4 Helpful Reminders if Your Child is Refusing Eating Disorder Treatment
What do I do if my adolescent refuses to go to treatment? That is a very valid question and one that gets asked often. You feel like your child has changed, the eating disorder has crept in, taken over and it has likely wreaked considerable havoc in your homes and within your families, not to mention how your child is suffering. You may even feel that you no longer know or recognize your child because they have been overcome by a force, almost like a demon who is holding them hostage. This is quite normal. Scary, but normal and all par for the course when your child has an eating disorder.
You probably are well aware that your child needs treatment, but they are pulling out all of the stops to prevent you from making them go. Here are some helpful strategies to consider when your child is refusing to attend eating disorder treatment.
1. Don’t give in to the disorder. While we know that a major hallmark of adolescence is developing independence and autonomy – and we want to honor that for sure when possible – this is not the time for that due to the consequences of having an eating disorder. When a child refuses treatment it is likely because they are terrified of losing their disorder. They may beg and plead and bargain and negotiate. They may even sit down and start to eat foods that were previously avoided in a last-ditch attempt to prove that they are not under the control of their eating disorder. As parents it is imperative that you hold the line and follow through with whatever medical professionals advise – because regardless of what your child is saying to prove they are well – the eating disorder is in charge and it will not go away without a fight. Your child may warn that if you follow through with treatment, they will refuse to eat or use other behaviors, they may even threaten to “get worse” if you make them go. Know that the absolute right thing to do is to pursue treatment no matter what level of resistance you get from your child.
2. Find their motivators. There are plenty of incentivizing measures families can use to encourage basic cooperation. We get calls from parents all the time telling us that their adolescent is refusing to get in the car to go to treatment – this is no easy feat when dealing with a strong-willed teenager who is living with an eating disorder. My advice? Find your child’s unique motivator because most of the time – there is something that can be used as leverage. Does your child love video games? Want to go to the spring dance? Have they been wanting to borrow the car? It is okay to use these incentives in order to get your child the life-saving care that they need.
3. Use consequences and hold the line. While we like to encourage incentivizing as opposed to taking privileges or material items away, this is certainly a time when all of the tools in our tool bags need to be utilized. Eating disorders have the highest mortality rate of any mental health condition which is why it is vital that you act quickly. Let your child know that if they don’t attend treatment, you don’t feel comfortable having them participate in sports, as it could medically compromise them. Do your best to link any consequences that you use to safety from the eating disorder. If you decide to take away the keys to their car, let them know that if they’re not going to treatment, and are most likely engaging in behaviors, it would not be safe for them to drive the car.

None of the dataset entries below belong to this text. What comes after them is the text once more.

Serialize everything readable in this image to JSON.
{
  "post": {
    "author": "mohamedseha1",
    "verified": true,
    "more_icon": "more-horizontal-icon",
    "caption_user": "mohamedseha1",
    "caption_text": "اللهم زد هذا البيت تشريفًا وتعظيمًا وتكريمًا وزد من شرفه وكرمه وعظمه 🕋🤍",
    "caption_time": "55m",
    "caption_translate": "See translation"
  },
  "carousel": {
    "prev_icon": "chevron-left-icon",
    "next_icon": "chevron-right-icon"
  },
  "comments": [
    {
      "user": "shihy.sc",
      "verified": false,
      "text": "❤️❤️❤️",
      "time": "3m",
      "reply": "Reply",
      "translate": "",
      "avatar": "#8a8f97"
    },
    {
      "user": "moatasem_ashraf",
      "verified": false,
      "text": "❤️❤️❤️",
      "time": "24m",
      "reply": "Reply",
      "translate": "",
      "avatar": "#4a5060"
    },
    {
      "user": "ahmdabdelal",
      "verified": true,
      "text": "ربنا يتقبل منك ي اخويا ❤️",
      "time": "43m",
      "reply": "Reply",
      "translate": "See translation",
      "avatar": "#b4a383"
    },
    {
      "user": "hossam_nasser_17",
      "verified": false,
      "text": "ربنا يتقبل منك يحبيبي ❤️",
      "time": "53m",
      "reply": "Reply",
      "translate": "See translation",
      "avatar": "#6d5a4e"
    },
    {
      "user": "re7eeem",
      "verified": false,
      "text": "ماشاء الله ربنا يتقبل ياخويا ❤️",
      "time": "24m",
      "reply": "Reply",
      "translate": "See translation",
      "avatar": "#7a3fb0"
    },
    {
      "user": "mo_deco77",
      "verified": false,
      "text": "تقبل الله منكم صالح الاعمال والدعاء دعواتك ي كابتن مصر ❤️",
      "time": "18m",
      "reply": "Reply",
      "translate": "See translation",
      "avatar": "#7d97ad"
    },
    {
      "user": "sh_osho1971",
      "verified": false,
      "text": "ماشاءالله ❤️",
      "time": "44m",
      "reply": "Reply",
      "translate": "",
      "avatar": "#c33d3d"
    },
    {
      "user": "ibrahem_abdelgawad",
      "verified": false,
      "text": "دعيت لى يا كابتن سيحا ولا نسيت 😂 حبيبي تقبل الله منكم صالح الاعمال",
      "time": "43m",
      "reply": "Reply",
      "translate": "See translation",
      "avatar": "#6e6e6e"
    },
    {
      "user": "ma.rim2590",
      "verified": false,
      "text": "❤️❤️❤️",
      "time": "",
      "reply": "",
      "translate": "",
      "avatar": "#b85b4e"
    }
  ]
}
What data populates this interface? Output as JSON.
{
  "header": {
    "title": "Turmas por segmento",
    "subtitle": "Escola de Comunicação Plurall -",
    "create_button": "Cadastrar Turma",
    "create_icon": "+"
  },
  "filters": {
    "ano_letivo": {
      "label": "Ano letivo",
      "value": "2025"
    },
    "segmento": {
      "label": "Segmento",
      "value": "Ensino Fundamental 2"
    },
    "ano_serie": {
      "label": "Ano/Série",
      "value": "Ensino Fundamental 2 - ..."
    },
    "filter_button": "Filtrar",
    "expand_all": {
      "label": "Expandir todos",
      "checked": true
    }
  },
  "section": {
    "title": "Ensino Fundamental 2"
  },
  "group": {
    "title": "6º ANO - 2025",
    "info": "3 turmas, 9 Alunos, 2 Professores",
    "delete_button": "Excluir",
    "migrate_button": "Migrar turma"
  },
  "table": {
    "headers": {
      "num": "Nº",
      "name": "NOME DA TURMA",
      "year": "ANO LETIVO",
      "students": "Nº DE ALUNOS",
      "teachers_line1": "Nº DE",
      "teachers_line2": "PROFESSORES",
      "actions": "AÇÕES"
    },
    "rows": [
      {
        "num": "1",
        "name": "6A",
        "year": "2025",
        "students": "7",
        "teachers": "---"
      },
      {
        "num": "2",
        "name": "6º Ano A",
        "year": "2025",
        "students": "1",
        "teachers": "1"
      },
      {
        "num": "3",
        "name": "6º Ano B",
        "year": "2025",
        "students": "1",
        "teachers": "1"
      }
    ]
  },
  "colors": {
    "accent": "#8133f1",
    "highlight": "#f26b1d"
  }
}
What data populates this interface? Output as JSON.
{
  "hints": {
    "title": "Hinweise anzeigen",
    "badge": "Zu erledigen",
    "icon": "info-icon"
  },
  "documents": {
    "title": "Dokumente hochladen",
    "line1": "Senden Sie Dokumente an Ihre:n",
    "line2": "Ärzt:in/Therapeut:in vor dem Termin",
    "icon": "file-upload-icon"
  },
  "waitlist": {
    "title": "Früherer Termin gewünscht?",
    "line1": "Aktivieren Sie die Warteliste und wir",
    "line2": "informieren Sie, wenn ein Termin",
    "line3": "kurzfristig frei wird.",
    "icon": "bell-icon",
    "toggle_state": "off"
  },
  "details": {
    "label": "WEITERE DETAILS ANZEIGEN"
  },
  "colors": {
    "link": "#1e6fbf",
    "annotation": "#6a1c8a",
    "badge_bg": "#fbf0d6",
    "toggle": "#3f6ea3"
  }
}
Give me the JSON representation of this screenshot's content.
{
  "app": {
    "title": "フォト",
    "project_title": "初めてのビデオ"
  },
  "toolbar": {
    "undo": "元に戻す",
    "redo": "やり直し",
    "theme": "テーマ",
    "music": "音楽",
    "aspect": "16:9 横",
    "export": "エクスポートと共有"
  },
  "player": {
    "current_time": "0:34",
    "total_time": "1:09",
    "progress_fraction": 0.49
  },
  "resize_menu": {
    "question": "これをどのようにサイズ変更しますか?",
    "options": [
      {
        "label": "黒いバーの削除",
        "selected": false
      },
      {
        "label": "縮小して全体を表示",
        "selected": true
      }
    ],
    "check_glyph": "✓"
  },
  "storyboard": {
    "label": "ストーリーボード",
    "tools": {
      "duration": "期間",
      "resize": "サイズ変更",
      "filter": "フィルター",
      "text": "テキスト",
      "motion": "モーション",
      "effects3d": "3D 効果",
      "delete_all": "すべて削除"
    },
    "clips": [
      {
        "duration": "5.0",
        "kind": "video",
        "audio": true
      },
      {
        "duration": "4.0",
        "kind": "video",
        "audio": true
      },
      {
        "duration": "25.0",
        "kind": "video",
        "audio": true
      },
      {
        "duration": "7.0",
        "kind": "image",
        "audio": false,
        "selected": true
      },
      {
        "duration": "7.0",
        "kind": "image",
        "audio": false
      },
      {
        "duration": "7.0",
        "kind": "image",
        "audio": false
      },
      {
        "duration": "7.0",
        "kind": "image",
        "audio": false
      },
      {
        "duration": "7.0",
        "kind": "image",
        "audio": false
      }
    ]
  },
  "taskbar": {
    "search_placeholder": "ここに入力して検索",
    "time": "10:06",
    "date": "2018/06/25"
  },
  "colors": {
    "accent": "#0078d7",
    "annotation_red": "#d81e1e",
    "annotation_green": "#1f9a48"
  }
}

4. Understand your role in your child’s recovery. Hopefully you will be willing to explore some of your own values around food, shape, weight, and even mental health in order to progress–and that can make you feel vulnerable. But think about what we are asking our adolescents to do; give up their most valued and effective coping skill. They may fight you every step of the way. So, we can fight back against the disorder by examining how we communicate, how we validate, how we express our emotions, practice self- care (yes, that’s a thing!). Our kids are watching and learning from us. We are the best possible models that they will ever have to develop healthy identities free of self-defeating thoughts and actions. Now is the time to get into your own therapy and work on how to cope more effectively because your child needs you to be ready for the fight of their life.
While your child may be resistant to treatment, there is so much that can be learned, changed, and explored so that your child can begin to get better. Resistant adolescents don’t even need to participate in Family-Based Treatment (FBT) sessions and good things can and will happen. Your treatment team or clinician can help you identify patterns within the family that may be sustaining some of the eating disorder behaviors. Your child’s team can help you put new measures in place at home to discourage the use of destructive behaviors. They can help teach you how your child is separate from their disorder so when you get frustrated, and you will, you can direct it at the eating disorder, not the child.
This may all seem like a lot of work (and full disclosure – it is), but fear not warrior parent/caretaker! There is a light at the end of this long and sometimes dark tunnel. The sooner you get your child in for specialized care for anorexia, bulimia, or another eating disorder they may be struggling with, the better chances they have at long – term and sustainable recovery. FBT has very impressive short-term AND long-term results for adolescents living with eating disorders. Still have questions? Let us answer them.
Amy Parent, LCSW is a clinician in the adolescent partial hospitalization and intensive outpatient programs at the South Windsor, CT clinic. Amy loves working with families and helping them identify challenges within the family and then developing action plans for change. Amy spent most of her working life in the food service industry before making the leap to mental health treatment. But if you ask her, she will tell you they are pretty similar. In fact it was working in food that made her realize that she wanted to help people thrive under challenging circumstances. In her spare time, Amy enjoys spending time with her family, cooking, enjoying the outdoors (especially bird watching– raptors are her favorite) and yoga.